(Work request)
Go line by line through the records and tally those that include "your". Respond with the tally only.
*** Given entries ***
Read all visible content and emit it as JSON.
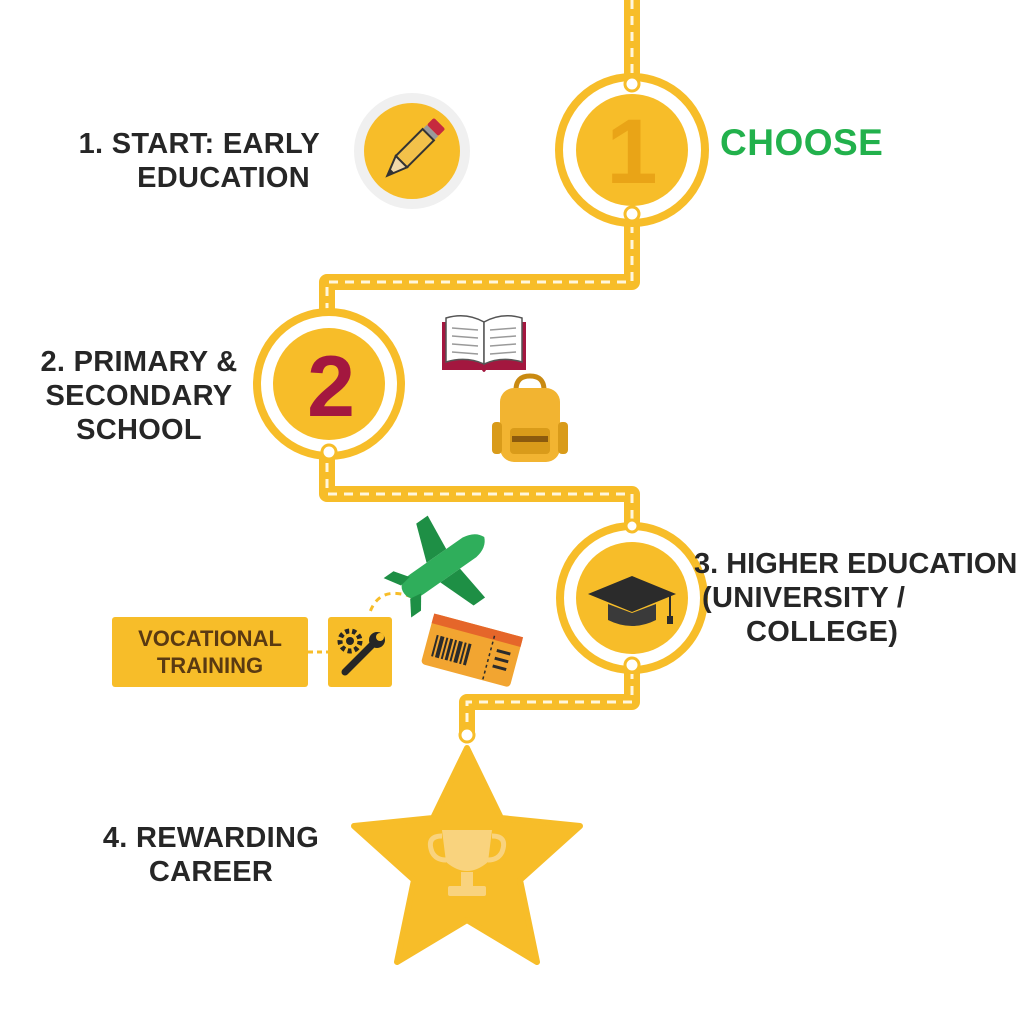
{
  "steps": [
    {
      "number": "1",
      "lines": [
        "1. START: EARLY",
        "EDUCATION"
      ]
    },
    {
      "number": "2",
      "lines": [
        "2. PRIMARY &",
        "SECONDARY",
        "SCHOOL"
      ]
    },
    {
      "lines": [
        "3. HIGHER EDUCATION",
        "(UNIVERSITY /",
        "COLLEGE)"
      ]
    },
    {
      "lines": [
        "4. REWARDING",
        "CAREER"
      ]
    }
  ],
  "choose_label": "CHOOSE",
  "vocational": {
    "lines": [
      "VOCATIONAL",
      "TRAINING"
    ]
  },
  "icons": [
    "pencil-icon",
    "open-book-icon",
    "backpack-icon",
    "airplane-icon",
    "gear-wrench-icon",
    "ticket-icon",
    "graduation-cap-icon",
    "trophy-icon",
    "star-icon"
  ],
  "colors": {
    "path": "#f7bd29",
    "path_dash": "#fff6dc",
    "circle": "#f7bd29",
    "accent_green": "#22b14c",
    "number_two": "#a3173f",
    "text": "#262626"
  }
}
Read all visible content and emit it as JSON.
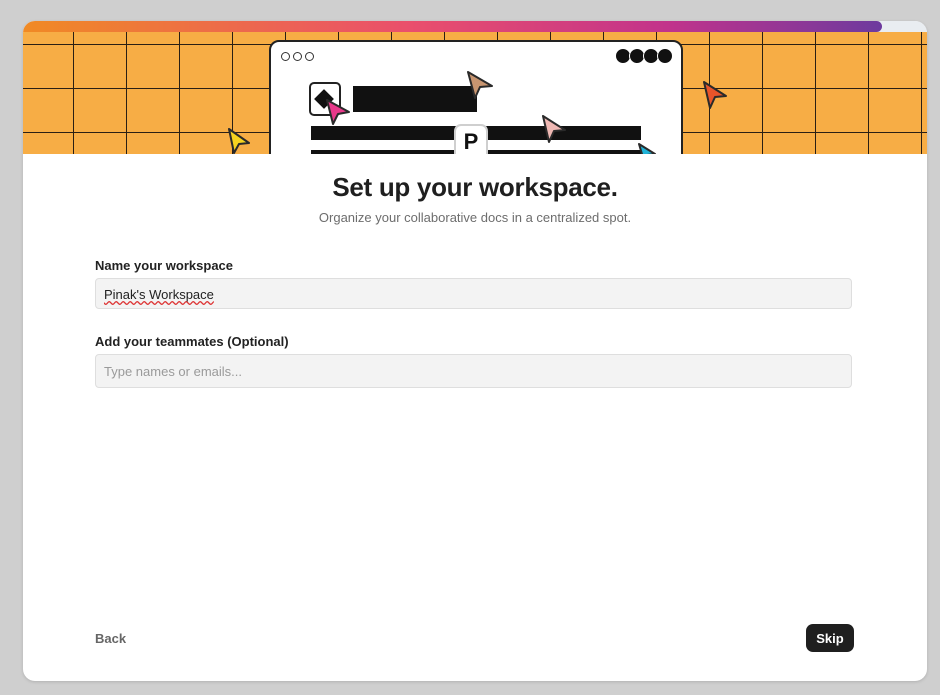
{
  "progress": {
    "percent": 95,
    "gradient": [
      "#f08a24",
      "#ea4f6c",
      "#c2338b",
      "#6d3a9e"
    ]
  },
  "banner": {
    "background": "#f7ad45",
    "badge_letter": "P"
  },
  "main": {
    "title": "Set up your workspace.",
    "subtitle": "Organize your collaborative docs in a centralized spot."
  },
  "form": {
    "workspace_label": "Name your workspace",
    "workspace_value": "Pinak's Workspace",
    "teammates_label": "Add your teammates (Optional)",
    "teammates_placeholder": "Type names or emails..."
  },
  "footer": {
    "back_label": "Back",
    "skip_label": "Skip"
  }
}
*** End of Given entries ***
(Answer for this exercise)
4